- B. If the two uses are similar (1:67; 22:64), Luke's grasp of "prophecy" was not so much "predictive" as "revelational" (tell us what one cannot know when his senses are restrained from use).
- C. Luke's point is that Zacharias was uttering absolutely dependable information.
- IV. The Opening Statement.
- A. God is to be enormously appreciated..."Blessed be the Lord, God of Israel...".
- 1. This appreciation is to be founded upon Yahweh as Elohim of Israel.
- 2. The deliberate Name/Characterization exactly follows Luke's opening form of Name (Zacharias)/Characterization (his father).
- 3. The personal identification as Yahweh is highly specific against polytheism, or any other "god" and introduces the infinity (I Am) of Being. But, more apropos to this text, this "name" is "personal" as emphasizing the relational issues of One Who speaks to "others" for their good.
- 4. The Elohim of Israel is deliberately focused upon the Powerful Actor Who acts in behalf of "Israel" whom He renamed Jacob so to be ["Except Thou bless me, I will not release Thee..." -- Genesis 32:24 and following -- "...what is thy name?"]
- 5. The God of Israel is a "blessing" God Who is to "be blessed" by those to whom He extends blessing.

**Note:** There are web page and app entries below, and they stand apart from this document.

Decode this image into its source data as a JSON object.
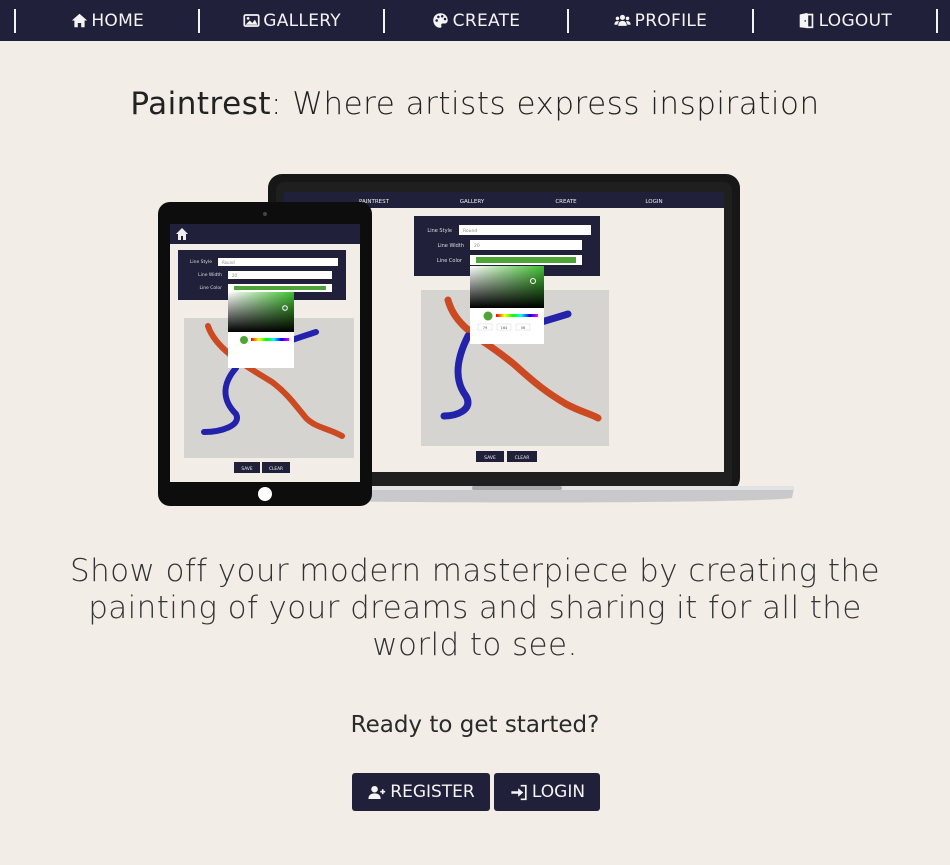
{
  "nav": {
    "items": [
      {
        "label": "HOME",
        "icon": "home-icon"
      },
      {
        "label": "GALLERY",
        "icon": "image-icon"
      },
      {
        "label": "CREATE",
        "icon": "palette-icon"
      },
      {
        "label": "PROFILE",
        "icon": "users-icon"
      },
      {
        "label": "LOGOUT",
        "icon": "door-icon"
      }
    ]
  },
  "hero": {
    "brand": "Paintrest",
    "headline_rest": ": Where artists express inspiration",
    "tagline": "Show off your modern masterpiece by creating the painting of your dreams and sharing it for all the world to see.",
    "ready": "Ready to get started?"
  },
  "actions": {
    "register_label": "REGISTER",
    "login_label": "LOGIN"
  },
  "mockup": {
    "laptop_nav": [
      "PAINTREST",
      "GALLERY",
      "CREATE",
      "LOGIN"
    ],
    "line_style_label": "Line Style",
    "line_style_value": "Round",
    "line_width_label": "Line Width",
    "line_width_value": "20",
    "line_color_label": "Line Color",
    "rgb_values": [
      "79",
      "164",
      "56"
    ],
    "save_label": "SAVE",
    "clear_label": "CLEAR"
  },
  "colors": {
    "nav_bg": "#21203a",
    "page_bg": "#f3ede8",
    "stroke_red": "#cc4a22",
    "stroke_blue": "#2222aa",
    "picker_green": "#4fa438"
  }
}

- B. God is to be appreciated because He blesses.
- 1. He has "visited" His people.
- a. This word means "to look upon".
- b. It contains the idea of "looking in view of an ultimate objective".
- c. It signifies an action that is designed to bring that objective further along the path to fulfillment...He "visits" to "move us along the path of life in His mercy".
- 2. He has "created a redemption price".
- a. The translation "He has redeemed" is flawed in that He had only begun the process of redemption; He had not accomplished it yet.
- b. It is better to understand that Zacharias was speaking of the baby in Mary's womb and was announcing that He was to be the Redeemer.
- c. It is interesting that John, when identifying Jesus many years later, said "Behold, the Lamb of God Who takes away the sin of the world". He is clearly fixed upon Jesus as the Redemption Price.
- V. Summary: the issue for Luke is the absolutely fundamental need man has to believe what God says -- whether immediately or a long time ago -- so that his life reveals a flow of blessing in which he rejoices with great joy.